►

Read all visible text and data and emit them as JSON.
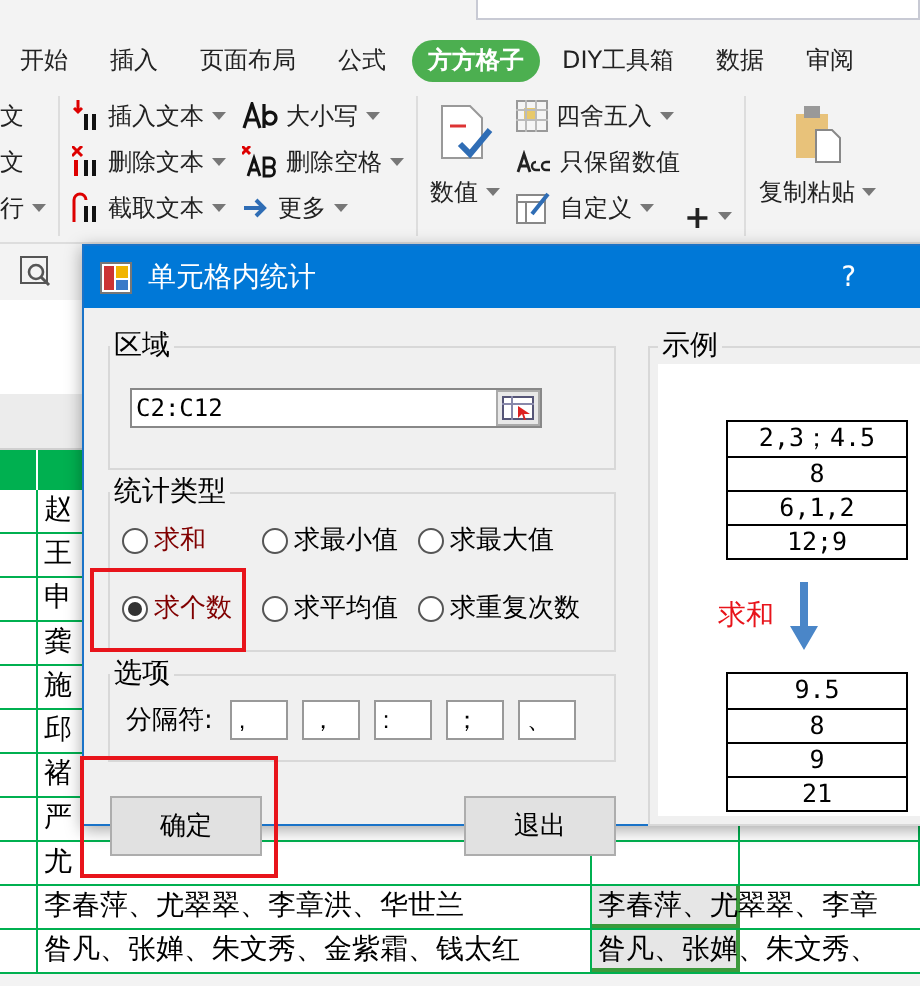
{
  "tabs": [
    {
      "label": "开始",
      "selected": false
    },
    {
      "label": "插入",
      "selected": false
    },
    {
      "label": "页面布局",
      "selected": false
    },
    {
      "label": "公式",
      "selected": false
    },
    {
      "label": "方方格子",
      "selected": true
    },
    {
      "label": "DIY工具箱",
      "selected": false
    },
    {
      "label": "数据",
      "selected": false
    },
    {
      "label": "审阅",
      "selected": false
    }
  ],
  "ribbon": {
    "cut_items": [
      {
        "label": "文",
        "dropdown": false
      },
      {
        "label": "文",
        "dropdown": false
      },
      {
        "label": "行",
        "dropdown": true
      }
    ],
    "text_tools": [
      {
        "label": "插入文本",
        "kind": "insert"
      },
      {
        "label": "删除文本",
        "kind": "delete"
      },
      {
        "label": "截取文本",
        "kind": "cut"
      }
    ],
    "case_tools": [
      {
        "label": "大小写",
        "kind": "case"
      },
      {
        "label": "删除空格",
        "kind": "space"
      },
      {
        "label": "更多",
        "kind": "more"
      }
    ],
    "number_button": {
      "label": "数值"
    },
    "number_tools": [
      {
        "label": "四舍五入",
        "kind": "round",
        "dropdown": true
      },
      {
        "label": "只保留数值",
        "kind": "keep",
        "dropdown": false
      },
      {
        "label": "自定义",
        "kind": "custom",
        "dropdown": true
      }
    ],
    "plus_button": {
      "label": "+"
    },
    "paste_button": {
      "label": "复制粘贴"
    }
  },
  "sheet": {
    "rows": [
      {
        "col_b": "赵"
      },
      {
        "col_b": "王"
      },
      {
        "col_b": "申"
      },
      {
        "col_b": "龚"
      },
      {
        "col_b": "施"
      },
      {
        "col_b": "邱"
      },
      {
        "col_b": "褚"
      },
      {
        "col_b": "严"
      },
      {
        "col_b": "尤"
      },
      {
        "col_b": "李春萍、尤翠翠、李章洪、华世兰",
        "col_c": "李春萍、尤翠翠、李章",
        "selected": true
      },
      {
        "col_b": "昝凡、张婵、朱文秀、金紫霜、钱太红",
        "col_c": "昝凡、张婵、朱文秀、",
        "selected": true
      }
    ]
  },
  "dialog": {
    "title": "单元格内统计",
    "help": "?",
    "region": {
      "label": "区域",
      "value": "C2:C12"
    },
    "type_group": {
      "label": "统计类型",
      "options": [
        {
          "label": "求和",
          "selected": false,
          "highlighted": false,
          "color": "#800000"
        },
        {
          "label": "求最小值",
          "selected": false,
          "highlighted": false,
          "color": "#000000"
        },
        {
          "label": "求最大值",
          "selected": false,
          "highlighted": false,
          "color": "#000000"
        },
        {
          "label": "求个数",
          "selected": true,
          "highlighted": true,
          "color": "#800000"
        },
        {
          "label": "求平均值",
          "selected": false,
          "highlighted": false,
          "color": "#000000"
        },
        {
          "label": "求重复次数",
          "selected": false,
          "highlighted": false,
          "color": "#000000"
        }
      ]
    },
    "options": {
      "label": "选项",
      "separator_label": "分隔符:",
      "separators": [
        ",",
        "，",
        ":",
        "；",
        "、"
      ]
    },
    "buttons": [
      {
        "label": "确定",
        "highlighted": true
      },
      {
        "label": "退出",
        "highlighted": false
      }
    ],
    "example": {
      "label": "示例",
      "input": [
        "2,3；4.5",
        "8",
        "6,1,2",
        "12;9"
      ],
      "operation": "求和",
      "output": [
        "9.5",
        "8",
        "9",
        "21"
      ]
    }
  }
}
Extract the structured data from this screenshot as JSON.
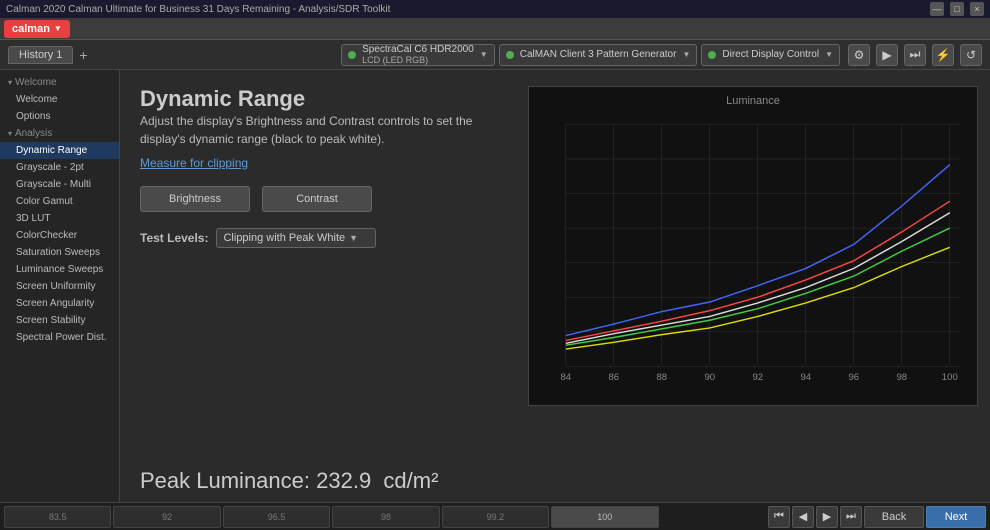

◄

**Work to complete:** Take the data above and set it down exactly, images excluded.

**Response for this exercise:**
Read all visible text and data and emit them as JSON.
{
  "tabs": [
    {
      "label": "开始",
      "selected": false
    },
    {
      "label": "插入",
      "selected": false
    },
    {
      "label": "页面布局",
      "selected": false
    },
    {
      "label": "公式",
      "selected": false
    },
    {
      "label": "方方格子",
      "selected": true
    },
    {
      "label": "DIY工具箱",
      "selected": false
    },
    {
      "label": "数据",
      "selected": false
    },
    {
      "label": "审阅",
      "selected": false
    }
  ],
  "ribbon": {
    "cut_items": [
      {
        "label": "文",
        "dropdown": false
      },
      {
        "label": "文",
        "dropdown": false
      },
      {
        "label": "行",
        "dropdown": true
      }
    ],
    "text_tools": [
      {
        "label": "插入文本",
        "kind": "insert"
      },
      {
        "label": "删除文本",
        "kind": "delete"
      },
      {
        "label": "截取文本",
        "kind": "cut"
      }
    ],
    "case_tools": [
      {
        "label": "大小写",
        "kind": "case"
      },
      {
        "label": "删除空格",
        "kind": "space"
      },
      {
        "label": "更多",
        "kind": "more"
      }
    ],
    "number_button": {
      "label": "数值"
    },
    "number_tools": [
      {
        "label": "四舍五入",
        "kind": "round",
        "dropdown": true
      },
      {
        "label": "只保留数值",
        "kind": "keep",
        "dropdown": false
      },
      {
        "label": "自定义",
        "kind": "custom",
        "dropdown": true
      }
    ],
    "plus_button": {
      "label": "+"
    },
    "paste_button": {
      "label": "复制粘贴"
    }
  },
  "sheet": {
    "rows": [
      {
        "col_b": "赵"
      },
      {
        "col_b": "王"
      },
      {
        "col_b": "申"
      },
      {
        "col_b": "龚"
      },
      {
        "col_b": "施"
      },
      {
        "col_b": "邱"
      },
      {
        "col_b": "褚"
      },
      {
        "col_b": "严"
      },
      {
        "col_b": "尤"
      },
      {
        "col_b": "李春萍、尤翠翠、李章洪、华世兰",
        "col_c": "李春萍、尤翠翠、李章",
        "selected": true
      },
      {
        "col_b": "昝凡、张婵、朱文秀、金紫霜、钱太红",
        "col_c": "昝凡、张婵、朱文秀、",
        "selected": true
      }
    ]
  },
  "dialog": {
    "title": "单元格内统计",
    "help": "?",
    "region": {
      "label": "区域",
      "value": "C2:C12"
    },
    "type_group": {
      "label": "统计类型",
      "options": [
        {
          "label": "求和",
          "selected": false,
          "highlighted": false,
          "color": "#800000"
        },
        {
          "label": "求最小值",
          "selected": false,
          "highlighted": false,
          "color": "#000000"
        },
        {
          "label": "求最大值",
          "selected": false,
          "highlighted": false,
          "color": "#000000"
        },
        {
          "label": "求个数",
          "selected": true,
          "highlighted": true,
          "color": "#800000"
        },
        {
          "label": "求平均值",
          "selected": false,
          "highlighted": false,
          "color": "#000000"
        },
        {
          "label": "求重复次数",
          "selected": false,
          "highlighted": false,
          "color": "#000000"
        }
      ]
    },
    "options": {
      "label": "选项",
      "separator_label": "分隔符:",
      "separators": [
        ",",
        "，",
        ":",
        "；",
        "、"
      ]
    },
    "buttons": [
      {
        "label": "确定",
        "highlighted": true
      },
      {
        "label": "退出",
        "highlighted": false
      }
    ],
    "example": {
      "label": "示例",
      "input": [
        "2,3；4.5",
        "8",
        "6,1,2",
        "12;9"
      ],
      "operation": "求和",
      "output": [
        "9.5",
        "8",
        "9",
        "21"
      ]
    }
  }
}
Extract the structured data from this screenshot as JSON.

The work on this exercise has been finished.